According to a study, procrastination affects approximately one-fifth of the adult population and half of the student population. Joseph Ferrari, a professor of psychology, found that 20% of people may be chronic procrastinators.
Why do students procrastinate?
The reason for procrastination is different for every person depending on the work that they are doing. For students, these are some of the contributing factors:
- Overwhelm – Sometimes students feel overwhelmed due to their priorities or tasks and not find enough time to complete them in a day.
- Fear of failure – The fear of not being able to meet the expectations or fear of academic failure pushes students to procrastinate a lot.
- Lack of concentration – Some students are unable to concentrate and they easily get distracted or lose their focus.
- Difficulty in understanding – Many a times a task seems so difficult that students engage in procrastination and instead do something irrelevant at that time.

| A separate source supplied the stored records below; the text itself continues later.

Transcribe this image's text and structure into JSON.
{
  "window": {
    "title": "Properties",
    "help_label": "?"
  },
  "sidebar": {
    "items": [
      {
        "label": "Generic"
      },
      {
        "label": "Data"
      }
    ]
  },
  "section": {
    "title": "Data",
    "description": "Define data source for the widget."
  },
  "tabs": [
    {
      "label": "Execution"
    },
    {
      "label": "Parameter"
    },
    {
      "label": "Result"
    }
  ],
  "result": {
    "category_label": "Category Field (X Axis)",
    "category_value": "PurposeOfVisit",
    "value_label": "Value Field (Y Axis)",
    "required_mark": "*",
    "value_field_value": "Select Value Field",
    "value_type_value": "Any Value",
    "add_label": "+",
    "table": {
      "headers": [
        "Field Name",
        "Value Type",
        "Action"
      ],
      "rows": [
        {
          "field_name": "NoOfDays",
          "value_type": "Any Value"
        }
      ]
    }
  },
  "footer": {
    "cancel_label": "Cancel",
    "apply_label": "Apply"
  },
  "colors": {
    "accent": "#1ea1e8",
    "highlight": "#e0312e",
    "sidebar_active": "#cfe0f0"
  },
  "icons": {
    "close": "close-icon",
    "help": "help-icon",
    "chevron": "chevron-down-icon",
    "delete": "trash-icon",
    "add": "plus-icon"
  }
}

- Lack of motivation – Students just want to get rid of unpleasant tasks because they are not motivating enough. They would instead scroll through their phones and put their work off until it’s closer to the deadline.
Effects of procrastination

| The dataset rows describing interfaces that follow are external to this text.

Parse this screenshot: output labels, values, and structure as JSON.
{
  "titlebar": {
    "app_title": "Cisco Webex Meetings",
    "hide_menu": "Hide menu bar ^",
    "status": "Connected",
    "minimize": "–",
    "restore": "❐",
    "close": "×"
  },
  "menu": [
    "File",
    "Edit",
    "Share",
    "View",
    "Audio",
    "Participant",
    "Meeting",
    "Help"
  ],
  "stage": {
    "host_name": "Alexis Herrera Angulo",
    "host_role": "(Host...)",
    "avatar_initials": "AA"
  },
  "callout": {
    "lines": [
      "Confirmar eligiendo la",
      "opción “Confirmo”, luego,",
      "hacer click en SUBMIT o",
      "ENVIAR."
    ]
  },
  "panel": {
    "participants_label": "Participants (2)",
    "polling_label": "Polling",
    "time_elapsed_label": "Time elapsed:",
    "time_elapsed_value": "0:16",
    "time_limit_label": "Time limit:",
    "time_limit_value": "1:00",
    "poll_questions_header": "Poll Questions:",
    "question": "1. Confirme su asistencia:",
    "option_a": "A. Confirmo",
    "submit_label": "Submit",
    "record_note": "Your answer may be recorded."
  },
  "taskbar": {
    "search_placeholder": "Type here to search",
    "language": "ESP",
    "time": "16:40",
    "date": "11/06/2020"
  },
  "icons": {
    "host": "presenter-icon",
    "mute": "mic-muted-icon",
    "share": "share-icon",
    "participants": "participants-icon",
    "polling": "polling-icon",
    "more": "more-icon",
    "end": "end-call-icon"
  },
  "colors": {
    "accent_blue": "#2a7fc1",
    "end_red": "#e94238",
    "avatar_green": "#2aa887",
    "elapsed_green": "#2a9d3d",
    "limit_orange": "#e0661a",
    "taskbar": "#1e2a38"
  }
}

- Students end up with piled up work and waste their precious time that could have been utilised productively.
- Chronic procrastinator are not able to meet their goals and end up regretting later.
- Frequent procrastination puts an extra burden on the student causing excessive stress and anxiety.
- Procrastination is one of the biggest causes of poor academic achievements as students work below their potential and end up getting lower grades.
Tips to avoid procrastination
1. Identify the cause
If you want to find a solution to any problem, first identify its root cause. There might be several reasons why you procrastinate. You might be not interested in a particular subject, tired of multitasking, or reeling under the fear of failure. Everyone has different reasons; however, you need to identify your reason to figure out an adequate solution or ask for help from a parent or teacher.
2. Eliminate distractions
Distractions that pull your maximum attention like social media, online games, tv series, etc can put you behind on your academics. Try turning off your notifications or putting your phone away while studying. Use a separate study space to minimize any other kind of distraction.
3. Reward yourself and take breaks
Rewarding yourself with small treats is a great way to stay motivated. You can try giving yourself 10 minutes of break for social media after finishing a chapter. This will put your wandering mind to work and make you more focused.
4. Use Pomodoro technique
Pomodoro technique, practiced by most college going students, is an effective way of staying focused. The 25-minutes study and 5-minutes break routine can give you enough time to recuperate with the study stress and help you feel fresh before the next session.
5. Divide one big task into several small tasks
If something seems like a Herculean task, you might try breaking it into smaller chunks and then gain your momentum. This will prevent you from feeling overwhelmed and save you from the last-minute rush.
6. Setup a routine and a deadline
Creating a clear cut schedule can help you manage time and finish your tasks early. Set up a proper timeline for every day and add small portions of break in between to keep the schedule balanced. You can also set up a routine where you finish the difficult chapters/assignments first to keep your favorite tasks for later as a motivation.
7. Get organized
Using planners is a great way to create your daily routines and timetables. Digital Planners like the ones provided in the Noteshelf app can help you keep track of your daily tasks. You can even keep your school work/notebooks organized in Noteshelf and avoid unnecessary clutter.
We often assume that procrastination is an innocuous habit with no major repercussions. However, studies show that perpetual procrastination may exacerbate the productivity issue for students and can lead to stress and anxiety. So, commit to overcome this habit today and start with small steps, you will notice the transformation eventually.
We hope these tips will help you overcome the urge to procrastinate. Remember, success comes from taking small steps in the right direction.